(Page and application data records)
⟨

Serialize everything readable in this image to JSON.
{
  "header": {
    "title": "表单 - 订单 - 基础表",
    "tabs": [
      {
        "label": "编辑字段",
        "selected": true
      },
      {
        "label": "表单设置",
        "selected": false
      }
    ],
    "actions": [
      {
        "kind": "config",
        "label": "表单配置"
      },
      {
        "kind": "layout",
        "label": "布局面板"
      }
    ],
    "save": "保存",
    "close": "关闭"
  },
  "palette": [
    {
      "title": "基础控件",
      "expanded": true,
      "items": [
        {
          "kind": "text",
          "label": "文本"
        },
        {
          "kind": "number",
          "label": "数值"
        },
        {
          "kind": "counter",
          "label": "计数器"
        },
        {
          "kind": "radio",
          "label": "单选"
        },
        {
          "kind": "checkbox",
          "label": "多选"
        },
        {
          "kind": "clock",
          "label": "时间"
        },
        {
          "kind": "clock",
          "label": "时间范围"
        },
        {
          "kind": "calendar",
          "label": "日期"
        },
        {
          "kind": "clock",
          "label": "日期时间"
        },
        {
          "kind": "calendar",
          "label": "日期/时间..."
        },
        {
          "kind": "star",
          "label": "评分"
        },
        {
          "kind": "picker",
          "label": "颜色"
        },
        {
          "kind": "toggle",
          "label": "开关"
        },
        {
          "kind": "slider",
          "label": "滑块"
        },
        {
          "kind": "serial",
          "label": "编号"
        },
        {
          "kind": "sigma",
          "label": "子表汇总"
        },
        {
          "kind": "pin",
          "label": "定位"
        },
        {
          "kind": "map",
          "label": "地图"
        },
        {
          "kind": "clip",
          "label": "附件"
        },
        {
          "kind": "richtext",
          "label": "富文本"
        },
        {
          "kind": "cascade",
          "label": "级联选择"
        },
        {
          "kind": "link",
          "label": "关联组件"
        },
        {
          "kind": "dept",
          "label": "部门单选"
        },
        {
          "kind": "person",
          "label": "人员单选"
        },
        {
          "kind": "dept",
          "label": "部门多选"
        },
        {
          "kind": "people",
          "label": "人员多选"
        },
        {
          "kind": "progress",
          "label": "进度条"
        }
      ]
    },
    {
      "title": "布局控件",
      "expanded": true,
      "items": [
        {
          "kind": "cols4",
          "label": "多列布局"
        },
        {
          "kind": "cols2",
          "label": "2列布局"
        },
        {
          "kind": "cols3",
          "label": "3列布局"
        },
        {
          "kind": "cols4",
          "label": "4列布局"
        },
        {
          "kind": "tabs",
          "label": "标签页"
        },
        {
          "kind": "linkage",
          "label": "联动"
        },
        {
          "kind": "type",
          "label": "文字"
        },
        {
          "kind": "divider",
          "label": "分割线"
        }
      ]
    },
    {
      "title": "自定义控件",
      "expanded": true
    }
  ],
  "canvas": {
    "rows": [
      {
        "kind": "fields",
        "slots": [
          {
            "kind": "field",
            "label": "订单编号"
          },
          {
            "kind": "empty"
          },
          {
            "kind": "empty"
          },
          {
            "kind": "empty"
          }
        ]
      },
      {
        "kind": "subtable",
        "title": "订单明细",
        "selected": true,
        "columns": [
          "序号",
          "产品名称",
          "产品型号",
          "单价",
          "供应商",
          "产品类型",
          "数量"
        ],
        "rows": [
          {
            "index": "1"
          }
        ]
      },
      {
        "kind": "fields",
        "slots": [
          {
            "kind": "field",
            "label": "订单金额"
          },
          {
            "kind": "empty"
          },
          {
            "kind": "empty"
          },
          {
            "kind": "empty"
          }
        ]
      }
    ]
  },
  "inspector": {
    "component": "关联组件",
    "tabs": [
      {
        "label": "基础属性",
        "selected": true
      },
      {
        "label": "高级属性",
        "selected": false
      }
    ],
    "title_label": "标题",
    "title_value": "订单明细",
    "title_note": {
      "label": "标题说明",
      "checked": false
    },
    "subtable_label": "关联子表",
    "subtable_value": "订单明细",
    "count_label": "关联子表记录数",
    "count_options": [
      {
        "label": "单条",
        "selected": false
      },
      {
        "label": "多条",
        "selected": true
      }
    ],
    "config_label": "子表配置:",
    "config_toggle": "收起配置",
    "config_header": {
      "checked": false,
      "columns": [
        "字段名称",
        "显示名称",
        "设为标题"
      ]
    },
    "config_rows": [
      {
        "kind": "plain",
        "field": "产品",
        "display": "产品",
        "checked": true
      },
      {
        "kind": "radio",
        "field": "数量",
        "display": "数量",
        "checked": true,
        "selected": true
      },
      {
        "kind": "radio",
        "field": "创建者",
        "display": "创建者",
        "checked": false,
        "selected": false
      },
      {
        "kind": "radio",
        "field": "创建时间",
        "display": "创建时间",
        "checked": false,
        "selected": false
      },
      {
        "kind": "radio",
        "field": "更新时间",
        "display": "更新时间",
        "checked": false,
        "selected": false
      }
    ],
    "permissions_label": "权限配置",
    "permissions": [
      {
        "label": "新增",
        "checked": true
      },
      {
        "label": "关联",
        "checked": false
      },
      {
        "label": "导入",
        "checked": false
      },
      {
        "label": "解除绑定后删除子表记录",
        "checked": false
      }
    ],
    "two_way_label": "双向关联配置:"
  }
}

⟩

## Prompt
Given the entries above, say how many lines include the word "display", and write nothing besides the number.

## Result below
5